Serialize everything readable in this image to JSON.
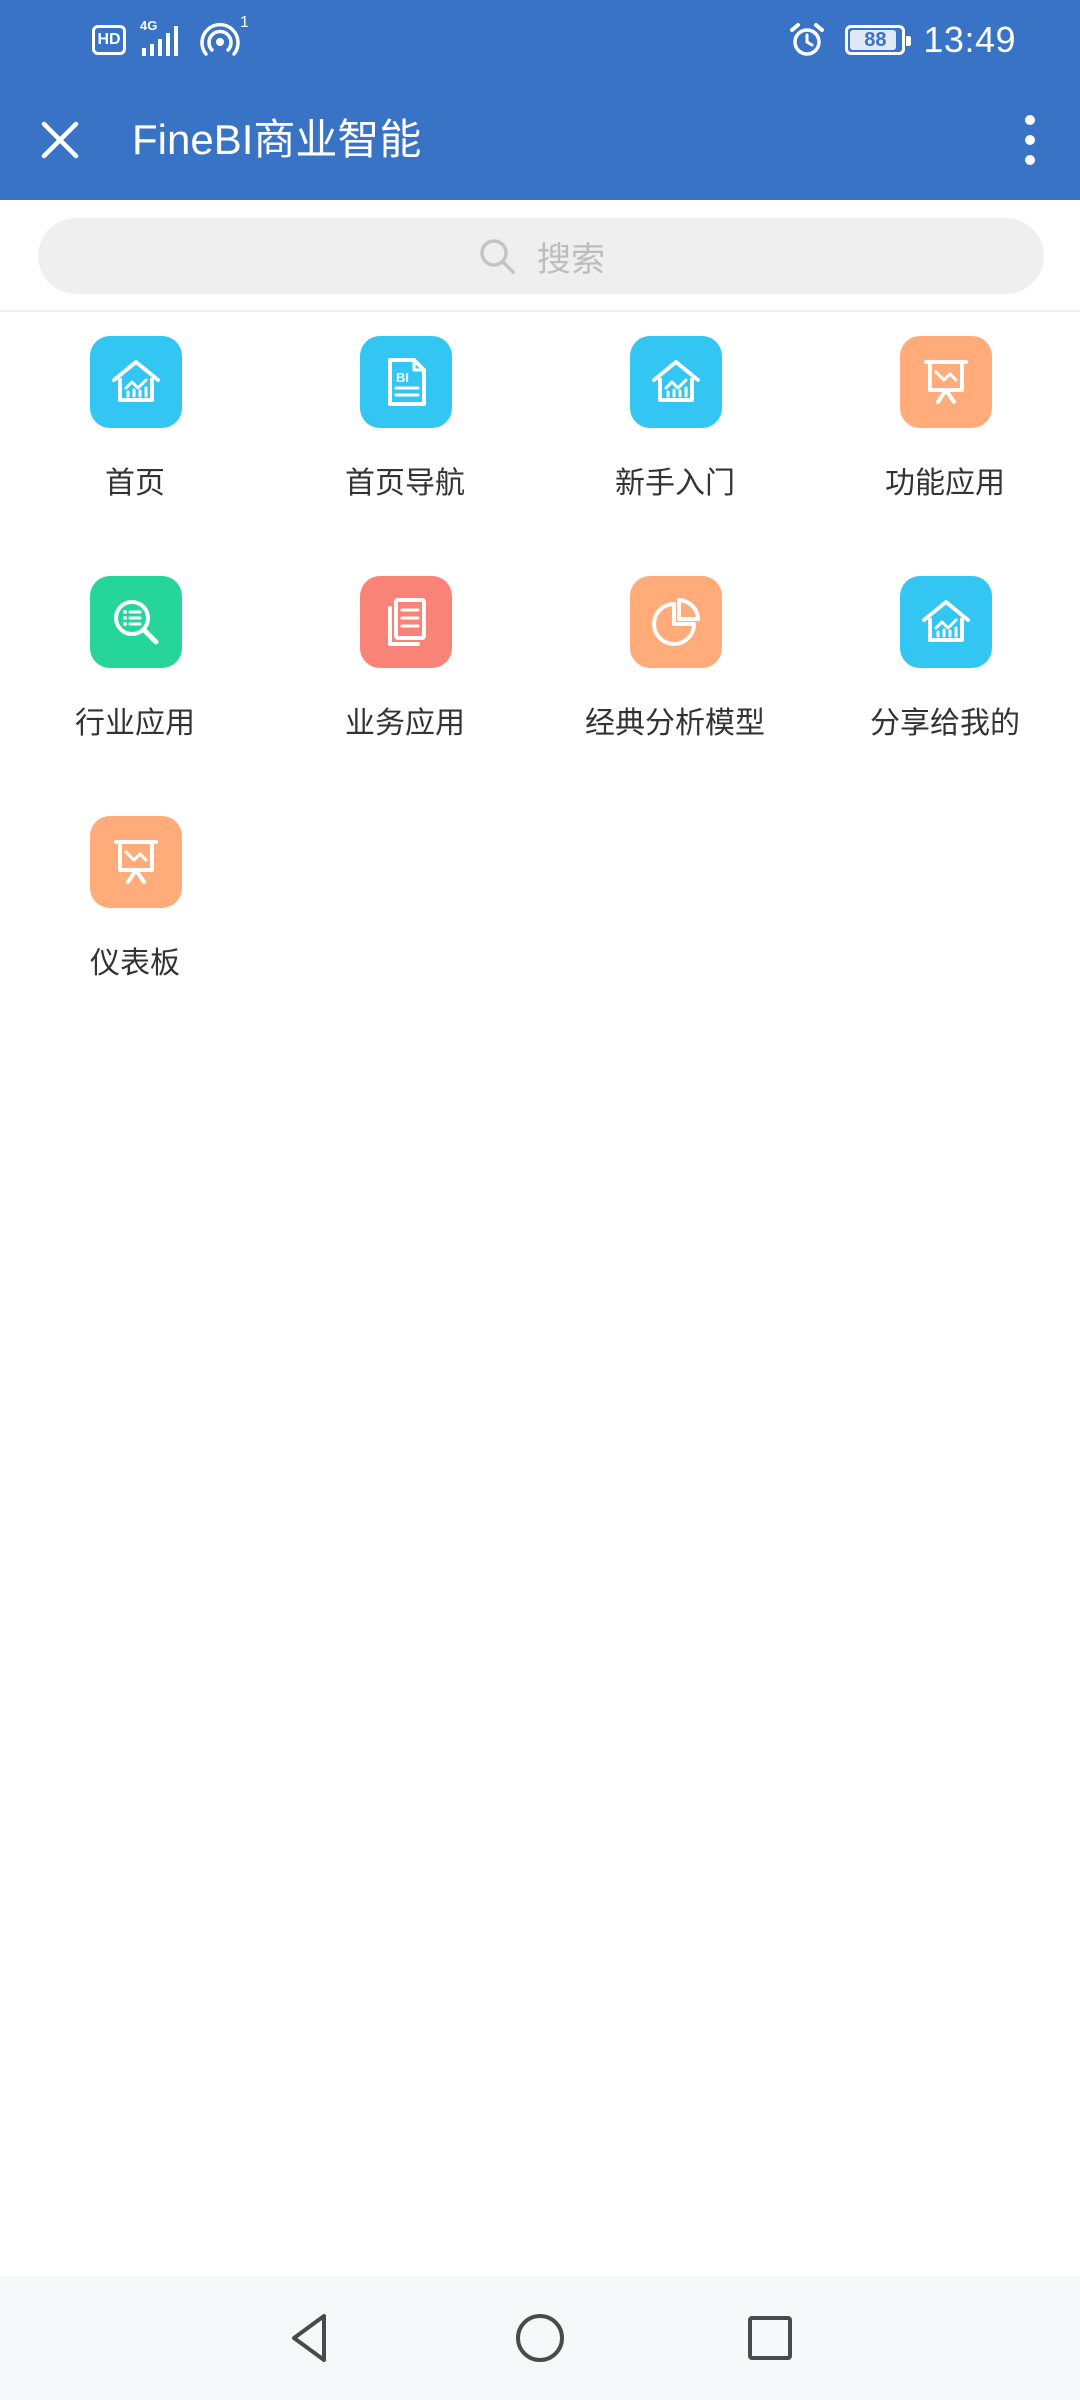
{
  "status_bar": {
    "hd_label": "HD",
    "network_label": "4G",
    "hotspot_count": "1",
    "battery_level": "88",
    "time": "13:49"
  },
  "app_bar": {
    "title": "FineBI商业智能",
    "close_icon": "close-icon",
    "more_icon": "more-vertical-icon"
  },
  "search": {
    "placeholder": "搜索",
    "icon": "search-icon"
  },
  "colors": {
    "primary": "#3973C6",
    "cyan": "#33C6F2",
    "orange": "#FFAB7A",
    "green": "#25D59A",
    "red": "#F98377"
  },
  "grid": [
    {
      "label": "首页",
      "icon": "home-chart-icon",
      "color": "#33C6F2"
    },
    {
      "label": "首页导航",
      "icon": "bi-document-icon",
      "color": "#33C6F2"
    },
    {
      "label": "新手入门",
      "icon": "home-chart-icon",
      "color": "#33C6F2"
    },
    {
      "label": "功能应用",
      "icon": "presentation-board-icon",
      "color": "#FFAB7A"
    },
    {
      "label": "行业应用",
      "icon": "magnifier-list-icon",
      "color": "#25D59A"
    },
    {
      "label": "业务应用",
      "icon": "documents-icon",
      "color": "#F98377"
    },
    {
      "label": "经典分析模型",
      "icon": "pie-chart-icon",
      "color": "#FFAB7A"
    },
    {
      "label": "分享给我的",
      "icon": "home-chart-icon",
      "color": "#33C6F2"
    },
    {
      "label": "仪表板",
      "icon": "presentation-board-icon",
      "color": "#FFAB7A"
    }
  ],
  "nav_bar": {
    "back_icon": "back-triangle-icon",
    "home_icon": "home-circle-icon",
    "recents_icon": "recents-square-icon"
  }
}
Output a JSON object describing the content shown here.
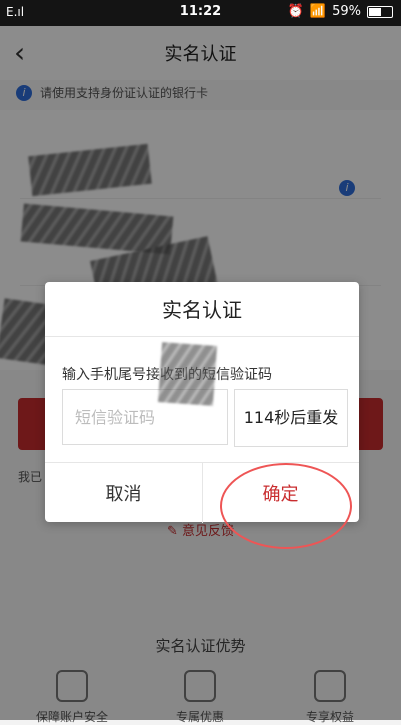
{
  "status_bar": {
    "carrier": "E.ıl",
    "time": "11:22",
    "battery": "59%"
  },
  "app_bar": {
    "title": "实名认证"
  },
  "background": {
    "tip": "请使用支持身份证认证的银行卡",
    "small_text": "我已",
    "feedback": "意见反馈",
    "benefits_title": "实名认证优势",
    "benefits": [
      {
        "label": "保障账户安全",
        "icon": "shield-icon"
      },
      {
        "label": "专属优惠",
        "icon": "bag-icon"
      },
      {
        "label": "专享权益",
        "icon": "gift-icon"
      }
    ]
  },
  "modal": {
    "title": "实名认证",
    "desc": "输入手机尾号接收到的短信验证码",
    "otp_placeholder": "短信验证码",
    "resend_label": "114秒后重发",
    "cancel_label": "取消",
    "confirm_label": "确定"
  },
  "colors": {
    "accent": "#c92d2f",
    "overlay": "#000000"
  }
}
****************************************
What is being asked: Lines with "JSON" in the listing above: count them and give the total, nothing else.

Solution: 2